SOFIA, Sept 29 (Reuters) - Bulgaria expects a fiscal surplus of 2.4 percent of gross domestic product at the end of September that will help it outperform its 2017 fiscal target, data from the finance ministry showed on Friday.
The finance ministry said the Balkan country’s fiscal surplus of 2.2 percent of GDP at the end of August dropped from 3.7 percent in the same period a year ago due to a base effect of hefty reimbursements on EU-backed projects in 2016.
Spending is expected to pick up in the last quarter, but with an improved forecast for economic growth of about 3.9-4.0 percent for the year.
Finance Minister Vladislav Goranov said he expected the fiscal deficit to be smaller than the targeted deficit of 1.4 percent of gross domestic product.
The Black Sea state has pegged its lev currency to the euro, in a regime that prevents the central bank from setting interest rates and leaves fiscal policy as one of the few tools it has to influence the economy.

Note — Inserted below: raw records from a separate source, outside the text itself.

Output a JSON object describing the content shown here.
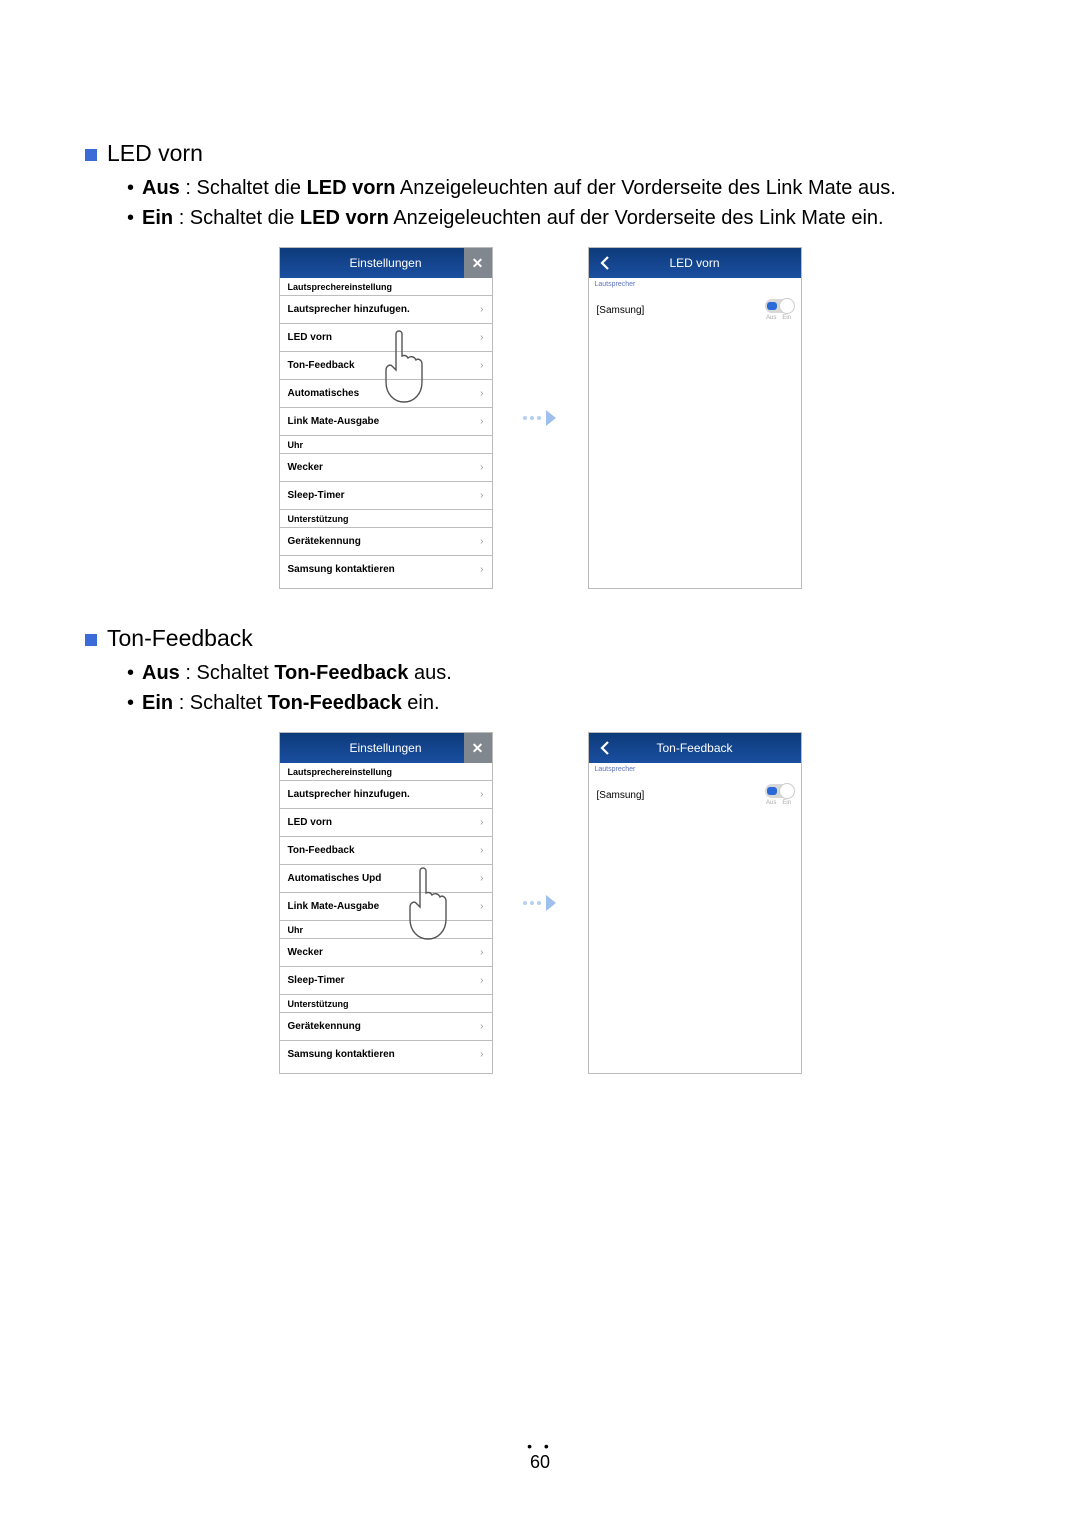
{
  "page_number": "60",
  "section1": {
    "title": "LED vorn",
    "bullets": [
      {
        "bold1": "Aus",
        "mid": " : Schaltet die ",
        "bold2": "LED vorn",
        "rest": " Anzeigeleuchten auf der Vorderseite des Link Mate aus."
      },
      {
        "bold1": "Ein",
        "mid": " : Schaltet die ",
        "bold2": "LED vorn",
        "rest": " Anzeigeleuchten auf der Vorderseite des Link Mate ein."
      }
    ],
    "left_phone": {
      "title": "Einstellungen",
      "groups": [
        {
          "label": "Lautsprechereinstellung",
          "items": [
            "Lautsprecher hinzufugen.",
            "LED vorn",
            "Ton-Feedback",
            "Automatisches",
            "Link Mate-Ausgabe"
          ]
        },
        {
          "label": "Uhr",
          "items": [
            "Wecker",
            "Sleep-Timer"
          ]
        },
        {
          "label": "Unterstützung",
          "items": [
            "Gerätekennung",
            "Samsung kontaktieren"
          ]
        }
      ]
    },
    "right_phone": {
      "title": "LED vorn",
      "section": "Lautsprecher",
      "row": "[Samsung]",
      "toggle": {
        "off": "Aus",
        "on": "Ein",
        "state": "on_right"
      }
    }
  },
  "section2": {
    "title": "Ton-Feedback",
    "bullets": [
      {
        "bold1": "Aus",
        "mid": " : Schaltet ",
        "bold2": "Ton-Feedback",
        "rest": " aus."
      },
      {
        "bold1": "Ein",
        "mid": " : Schaltet ",
        "bold2": "Ton-Feedback",
        "rest": " ein."
      }
    ],
    "left_phone": {
      "title": "Einstellungen",
      "groups": [
        {
          "label": "Lautsprechereinstellung",
          "items": [
            "Lautsprecher hinzufugen.",
            "LED vorn",
            "Ton-Feedback",
            "Automatisches Upd",
            "Link Mate-Ausgabe"
          ]
        },
        {
          "label": "Uhr",
          "items": [
            "Wecker",
            "Sleep-Timer"
          ]
        },
        {
          "label": "Unterstützung",
          "items": [
            "Gerätekennung",
            "Samsung kontaktieren"
          ]
        }
      ]
    },
    "right_phone": {
      "title": "Ton-Feedback",
      "section": "Lautsprecher",
      "row": "[Samsung]",
      "toggle": {
        "off": "Aus",
        "on": "Ein",
        "state": "on_right"
      }
    }
  }
}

Bulgaria ended 2016 with a surplus of 1.6 percent. The finance ministry has said it would target a fiscal deficit of 1 percent next year, but is yet to deliver its detailed 2018 budget draft.
Government revenue in the first eight months of 2017 rose 7.2 percent from the same period in 2016 to 23.2 billion levs, data showed. Spending also rose to 21.1 billion levs from 19.7 billion a year ago.
Fiscal reserves held under the currency regime pegging the lev to the euro stood at 11.6 billion levs at the end of August.
$1 = 1.6469 leva Reporting by Tsvetelia Tsolova; Editing by Gareth Jones